EXERCISE DETAILS: Go through the data below. List every line that holds the word "times".

── EXERCISE MATERIAL ──

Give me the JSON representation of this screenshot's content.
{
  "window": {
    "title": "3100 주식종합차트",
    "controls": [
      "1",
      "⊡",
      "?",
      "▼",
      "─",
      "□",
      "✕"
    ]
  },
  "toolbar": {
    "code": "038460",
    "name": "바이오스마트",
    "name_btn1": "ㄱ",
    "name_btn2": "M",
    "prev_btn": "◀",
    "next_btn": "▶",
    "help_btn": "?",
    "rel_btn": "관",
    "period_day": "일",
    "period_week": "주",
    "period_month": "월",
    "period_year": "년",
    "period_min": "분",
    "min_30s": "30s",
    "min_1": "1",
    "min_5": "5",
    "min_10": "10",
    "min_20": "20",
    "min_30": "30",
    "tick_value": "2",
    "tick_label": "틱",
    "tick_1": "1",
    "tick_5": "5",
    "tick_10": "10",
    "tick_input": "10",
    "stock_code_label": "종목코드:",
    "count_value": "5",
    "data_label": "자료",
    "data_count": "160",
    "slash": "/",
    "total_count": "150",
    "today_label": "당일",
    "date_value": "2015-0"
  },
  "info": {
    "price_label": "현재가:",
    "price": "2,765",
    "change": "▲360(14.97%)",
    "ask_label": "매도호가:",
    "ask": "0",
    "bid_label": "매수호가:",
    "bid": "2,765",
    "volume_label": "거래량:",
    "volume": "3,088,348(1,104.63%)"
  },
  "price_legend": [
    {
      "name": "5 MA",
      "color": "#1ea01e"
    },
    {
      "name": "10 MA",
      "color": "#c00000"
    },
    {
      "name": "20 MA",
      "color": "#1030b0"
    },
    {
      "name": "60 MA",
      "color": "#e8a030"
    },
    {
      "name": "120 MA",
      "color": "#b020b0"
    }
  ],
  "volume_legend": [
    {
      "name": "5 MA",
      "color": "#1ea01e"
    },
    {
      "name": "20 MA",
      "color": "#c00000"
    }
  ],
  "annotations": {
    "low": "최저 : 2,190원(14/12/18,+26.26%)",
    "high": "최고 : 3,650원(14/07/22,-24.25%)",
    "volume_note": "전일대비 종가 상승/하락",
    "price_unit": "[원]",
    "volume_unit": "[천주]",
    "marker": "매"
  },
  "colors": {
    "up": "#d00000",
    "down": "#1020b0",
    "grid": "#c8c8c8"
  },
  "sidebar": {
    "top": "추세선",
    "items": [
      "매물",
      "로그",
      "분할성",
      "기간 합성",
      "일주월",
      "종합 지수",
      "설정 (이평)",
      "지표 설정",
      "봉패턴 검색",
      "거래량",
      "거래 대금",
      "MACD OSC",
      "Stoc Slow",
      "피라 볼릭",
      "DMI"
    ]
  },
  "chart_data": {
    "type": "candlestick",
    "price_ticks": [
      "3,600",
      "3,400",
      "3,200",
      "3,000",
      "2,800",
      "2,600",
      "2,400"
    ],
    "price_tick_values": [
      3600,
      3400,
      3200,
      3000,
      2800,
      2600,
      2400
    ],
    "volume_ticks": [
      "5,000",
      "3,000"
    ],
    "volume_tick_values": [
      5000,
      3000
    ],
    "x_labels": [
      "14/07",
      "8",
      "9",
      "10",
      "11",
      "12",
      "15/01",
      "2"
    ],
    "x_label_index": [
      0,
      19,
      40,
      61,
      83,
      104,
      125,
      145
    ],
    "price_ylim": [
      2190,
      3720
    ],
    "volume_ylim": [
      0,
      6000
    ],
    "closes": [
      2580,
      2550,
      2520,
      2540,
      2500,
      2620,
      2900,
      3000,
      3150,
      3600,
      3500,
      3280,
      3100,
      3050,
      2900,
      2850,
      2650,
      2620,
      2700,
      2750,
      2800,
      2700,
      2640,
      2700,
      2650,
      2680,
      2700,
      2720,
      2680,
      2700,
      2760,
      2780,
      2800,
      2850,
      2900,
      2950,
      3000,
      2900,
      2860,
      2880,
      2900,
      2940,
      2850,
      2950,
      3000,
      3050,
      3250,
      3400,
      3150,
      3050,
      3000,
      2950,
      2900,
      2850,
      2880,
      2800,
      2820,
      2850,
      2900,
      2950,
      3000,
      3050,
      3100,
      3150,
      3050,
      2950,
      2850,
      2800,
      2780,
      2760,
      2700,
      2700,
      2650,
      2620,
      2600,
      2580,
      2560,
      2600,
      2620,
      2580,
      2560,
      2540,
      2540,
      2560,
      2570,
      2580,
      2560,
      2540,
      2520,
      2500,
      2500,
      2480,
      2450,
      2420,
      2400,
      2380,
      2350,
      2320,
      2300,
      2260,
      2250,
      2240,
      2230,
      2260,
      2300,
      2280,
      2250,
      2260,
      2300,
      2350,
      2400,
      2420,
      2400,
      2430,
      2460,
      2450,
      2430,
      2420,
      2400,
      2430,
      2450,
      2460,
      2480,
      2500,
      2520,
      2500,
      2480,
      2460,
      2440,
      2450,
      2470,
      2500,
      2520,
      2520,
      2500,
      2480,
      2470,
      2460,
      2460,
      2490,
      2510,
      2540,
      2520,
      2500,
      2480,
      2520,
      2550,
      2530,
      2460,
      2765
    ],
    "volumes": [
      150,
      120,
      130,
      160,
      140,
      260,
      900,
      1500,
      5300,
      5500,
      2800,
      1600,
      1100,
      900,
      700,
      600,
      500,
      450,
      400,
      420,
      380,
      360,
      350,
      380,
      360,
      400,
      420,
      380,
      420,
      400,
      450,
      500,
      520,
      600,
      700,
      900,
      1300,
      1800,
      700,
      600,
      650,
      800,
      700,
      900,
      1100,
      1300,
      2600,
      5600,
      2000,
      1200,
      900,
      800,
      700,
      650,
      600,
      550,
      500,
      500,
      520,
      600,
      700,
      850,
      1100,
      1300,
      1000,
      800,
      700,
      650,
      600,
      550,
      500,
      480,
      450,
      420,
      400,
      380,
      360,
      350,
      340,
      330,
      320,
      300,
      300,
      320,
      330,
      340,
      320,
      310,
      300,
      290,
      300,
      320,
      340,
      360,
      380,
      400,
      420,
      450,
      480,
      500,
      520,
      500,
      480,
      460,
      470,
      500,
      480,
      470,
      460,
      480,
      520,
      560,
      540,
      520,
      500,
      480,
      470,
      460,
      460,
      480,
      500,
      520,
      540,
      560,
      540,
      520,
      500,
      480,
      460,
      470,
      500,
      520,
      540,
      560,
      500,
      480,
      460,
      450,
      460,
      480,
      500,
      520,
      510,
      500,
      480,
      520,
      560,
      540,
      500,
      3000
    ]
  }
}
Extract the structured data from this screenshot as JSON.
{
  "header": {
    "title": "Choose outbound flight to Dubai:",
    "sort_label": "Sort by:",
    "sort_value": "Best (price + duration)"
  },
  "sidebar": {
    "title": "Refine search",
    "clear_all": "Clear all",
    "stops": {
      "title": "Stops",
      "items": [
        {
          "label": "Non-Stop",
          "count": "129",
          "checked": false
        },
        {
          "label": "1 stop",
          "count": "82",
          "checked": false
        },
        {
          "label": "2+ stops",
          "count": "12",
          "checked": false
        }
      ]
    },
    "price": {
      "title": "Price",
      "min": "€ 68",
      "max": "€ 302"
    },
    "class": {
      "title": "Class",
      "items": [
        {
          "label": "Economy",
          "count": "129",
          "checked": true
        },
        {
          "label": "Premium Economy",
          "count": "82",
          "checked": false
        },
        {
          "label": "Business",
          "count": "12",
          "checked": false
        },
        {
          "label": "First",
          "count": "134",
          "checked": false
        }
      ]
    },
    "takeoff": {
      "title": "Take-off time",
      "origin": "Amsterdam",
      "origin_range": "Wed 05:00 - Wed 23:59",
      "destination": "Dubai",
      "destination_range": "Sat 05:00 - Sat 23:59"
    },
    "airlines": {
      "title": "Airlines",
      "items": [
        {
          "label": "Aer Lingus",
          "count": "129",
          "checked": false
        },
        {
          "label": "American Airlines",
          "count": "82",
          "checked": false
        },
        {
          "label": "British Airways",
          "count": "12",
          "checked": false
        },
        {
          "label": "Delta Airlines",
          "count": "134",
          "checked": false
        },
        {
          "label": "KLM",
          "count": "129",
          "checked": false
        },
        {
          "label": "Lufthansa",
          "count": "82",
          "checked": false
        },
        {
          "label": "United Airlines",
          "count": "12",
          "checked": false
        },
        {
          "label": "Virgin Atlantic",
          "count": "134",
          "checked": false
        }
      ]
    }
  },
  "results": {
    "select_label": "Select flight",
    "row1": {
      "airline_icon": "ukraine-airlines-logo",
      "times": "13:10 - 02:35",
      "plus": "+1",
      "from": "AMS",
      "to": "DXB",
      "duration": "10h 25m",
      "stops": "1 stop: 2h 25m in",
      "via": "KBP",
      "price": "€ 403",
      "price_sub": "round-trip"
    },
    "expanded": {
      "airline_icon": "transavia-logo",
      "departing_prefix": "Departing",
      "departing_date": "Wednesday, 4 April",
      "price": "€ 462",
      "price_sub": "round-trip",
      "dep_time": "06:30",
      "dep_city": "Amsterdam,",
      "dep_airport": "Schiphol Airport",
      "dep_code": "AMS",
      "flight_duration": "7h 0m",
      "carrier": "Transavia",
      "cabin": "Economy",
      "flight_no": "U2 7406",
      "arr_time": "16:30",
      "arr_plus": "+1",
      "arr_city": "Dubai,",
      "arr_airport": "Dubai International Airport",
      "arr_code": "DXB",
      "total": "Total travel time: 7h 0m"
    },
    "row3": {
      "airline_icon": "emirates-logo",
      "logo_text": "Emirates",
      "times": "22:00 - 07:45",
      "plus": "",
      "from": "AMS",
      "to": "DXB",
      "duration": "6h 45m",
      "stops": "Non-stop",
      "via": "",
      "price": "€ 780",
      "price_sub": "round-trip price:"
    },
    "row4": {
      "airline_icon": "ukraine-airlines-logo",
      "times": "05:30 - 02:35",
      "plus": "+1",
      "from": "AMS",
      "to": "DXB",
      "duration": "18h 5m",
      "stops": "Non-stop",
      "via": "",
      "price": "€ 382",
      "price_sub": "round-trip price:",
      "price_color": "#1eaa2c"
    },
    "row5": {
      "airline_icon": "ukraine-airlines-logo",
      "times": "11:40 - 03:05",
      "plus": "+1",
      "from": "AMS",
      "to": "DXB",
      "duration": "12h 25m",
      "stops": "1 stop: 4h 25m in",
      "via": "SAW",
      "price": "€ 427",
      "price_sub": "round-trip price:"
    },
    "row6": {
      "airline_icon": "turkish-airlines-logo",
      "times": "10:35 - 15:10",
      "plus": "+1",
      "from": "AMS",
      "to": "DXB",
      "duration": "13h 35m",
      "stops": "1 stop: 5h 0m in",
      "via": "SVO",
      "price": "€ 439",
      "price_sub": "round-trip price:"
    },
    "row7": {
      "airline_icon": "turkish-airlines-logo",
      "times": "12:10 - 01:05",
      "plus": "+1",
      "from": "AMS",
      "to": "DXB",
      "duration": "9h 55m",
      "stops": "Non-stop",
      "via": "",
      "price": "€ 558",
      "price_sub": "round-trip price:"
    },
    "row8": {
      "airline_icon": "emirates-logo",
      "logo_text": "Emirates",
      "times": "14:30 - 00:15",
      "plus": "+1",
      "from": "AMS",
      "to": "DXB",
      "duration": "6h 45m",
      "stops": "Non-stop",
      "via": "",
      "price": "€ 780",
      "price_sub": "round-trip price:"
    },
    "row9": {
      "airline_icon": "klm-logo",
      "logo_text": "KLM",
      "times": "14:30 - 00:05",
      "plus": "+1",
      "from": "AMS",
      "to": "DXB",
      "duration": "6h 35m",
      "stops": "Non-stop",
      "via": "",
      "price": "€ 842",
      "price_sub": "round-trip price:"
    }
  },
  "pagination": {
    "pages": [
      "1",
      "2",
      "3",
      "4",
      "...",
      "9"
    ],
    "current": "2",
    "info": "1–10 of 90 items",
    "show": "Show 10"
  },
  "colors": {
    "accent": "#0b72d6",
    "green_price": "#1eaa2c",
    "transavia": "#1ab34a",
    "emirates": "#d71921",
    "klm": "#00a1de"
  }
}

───

RESPONSE FOR THIS EXERCISE:
      "times": "13:10 - 02:35",
      "times": "22:00 - 07:45",
      "times": "05:30 - 02:35",
      "times": "11:40 - 03:05",
      "times": "10:35 - 15:10",
      "times": "12:10 - 01:05",
      "times": "14:30 - 00:15",
      "times": "14:30 - 00:05",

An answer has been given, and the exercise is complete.